‘It’s like a warzone’: Manpower needed for Gilmer church-organized storm relief effort:- New Beginnings Baptist Church in Gilmer has been working with Upshur County officials to address the needs of residents affected by overnight Monday storms that produced three tornadoes in East Texas that injured eight people. The strongest of the tornadoes, an EF-2, started near Union Grove and tore a path northeast through the county.
Lead pastor of the church, the Rev. Todd Kaunitz, said the Gilmer campus was designated an emergency management center by Upshur County officials. The designation allows the church and county officials to work in tandem to expedite services and resources residents need, he said.
“There’s a coordinated effort to make sure that we’re meeting the most critical needs and help people in this time of crisis,” Kaunitz said. The church distributed more than 500 meals to people on Tuesday with plans to hand out 300 meals by lunchtime Wednesday.
Kaunitz said the biggest need for the relief effort is volunteers and manpower.
The church on Wednesday had 12 crews of volunteers throughout the area cleaning debris, but Kaunitz said it could use at least two dozen more along with large equipment to help move fallen trees and debris.
“The biggest thing we need is more volunteers. It’s like a warzone out there,” Kaunitz said.
The church has been working with Upshur County Emergency Managemet Coordinator Mark Nichols to ensure that when volunteers report, they are able to be put with a team, sent out and get to work as soon as they arrive, Kaunitz said.
“Essentially, everything is already set up and done ahead of time so that they just have to go,” he said.
Kaunitz said anyone who has a chainsaw or large moving equipment and can volunteer could help the effort.
Upshur County Storms
Joey McNatt speaks about volunteering with New Beginnings Baptist Church in Gilmer to help with storm recovery efforts along Texas 154 in Upshur County on Wednesday March 23, 2022. (Michael Cavazos/News-Journal Photo)
At 7:30 a.m. Wednesday, Joey McNatt came from Liberty City with equipment in tow to help cleanup efforts at a property in Gilmer. Some volunteers had traveled from as far as Bossier City to join the effort, McNatt said.
While he doesn’t know anyone who was directly affected by the storm, McNatt said he felt compelled to help because “it’s the right thing to do.”
“I hope that if it happened to me people would help me out too,” McNatt said.
He said so far on Wednesday he had seen homes blown over, some totally destroyed, and others that had been wiped from the foundation.
“Whether it’s emotional, mental, financial, they need help and so that’s what we’re here to do — to get it cleaned up,” McNatt said.

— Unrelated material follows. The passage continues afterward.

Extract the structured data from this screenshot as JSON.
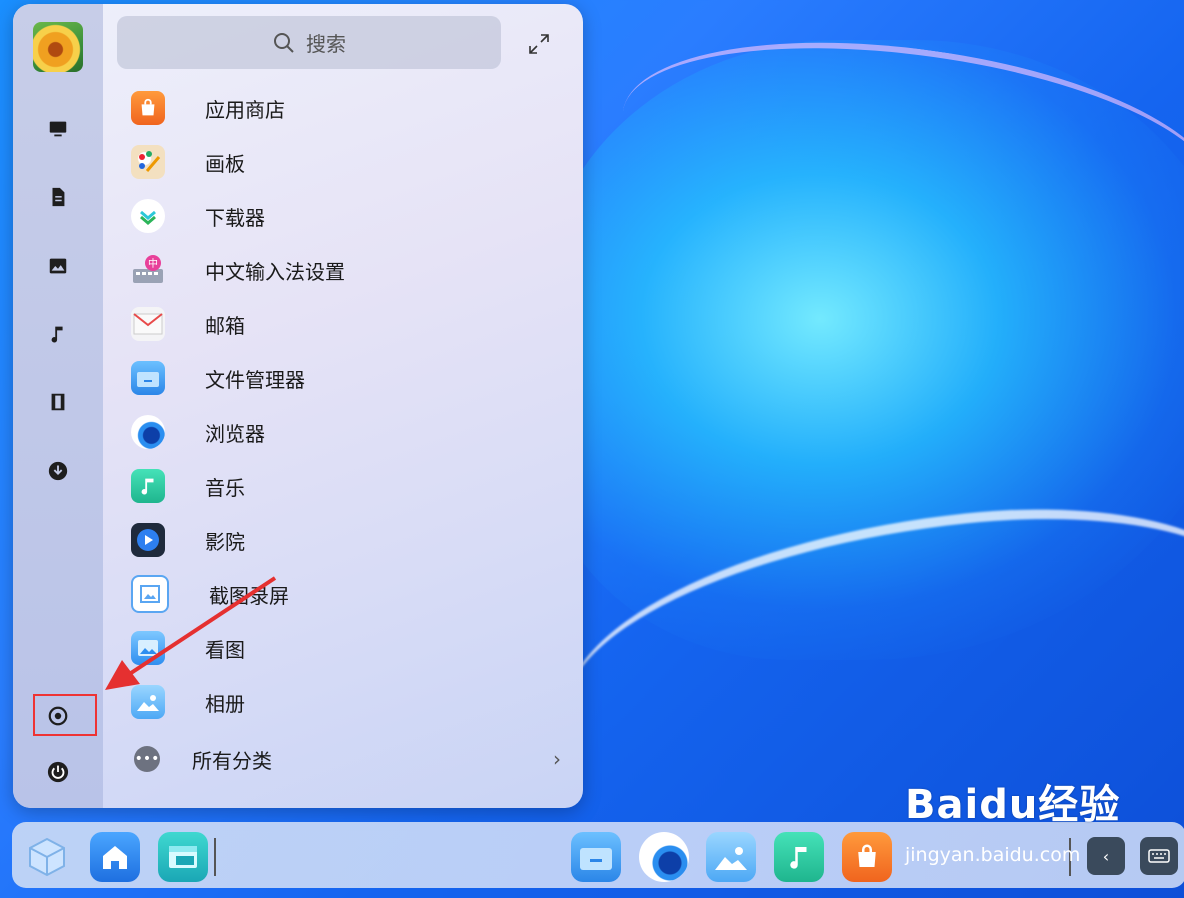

Riley Adkinson of Gilmer is a member of New Beginnings, which is where he heard about the relief efforts. Adkinson on Wednesday was volunteering to clear debris on property where he said a former classmate lived. The classmate, Chris Davis, and his mother had their house destroyed by the storm Monday night.
“I think they’re still in shock really,” Adkinson said. “It’s just overwhelming right now just trying to get through the day-by-day …”
Adkinson said he decided to volunteer because that’s what people are supposed to do when they see others in need.
“We should reach out to them and just show them the love that God showed us and that’s what we’re here for,” Adkinson said.
Adkinson was tasked with cutting and piling trees and moving debris to make the area visible. While he said he’s helped friends after heavy storms, Adkinson had never been a part of a relief effort to the magnitude in Upshur County.
“It’s crazy. I’ve seen it other places (and) been through there, but (it’s) never really where you live at,” Adkinson said.
Kaunitz said he has been overwhelmed by the generosity he’s seen from residents in Upshur county, he said.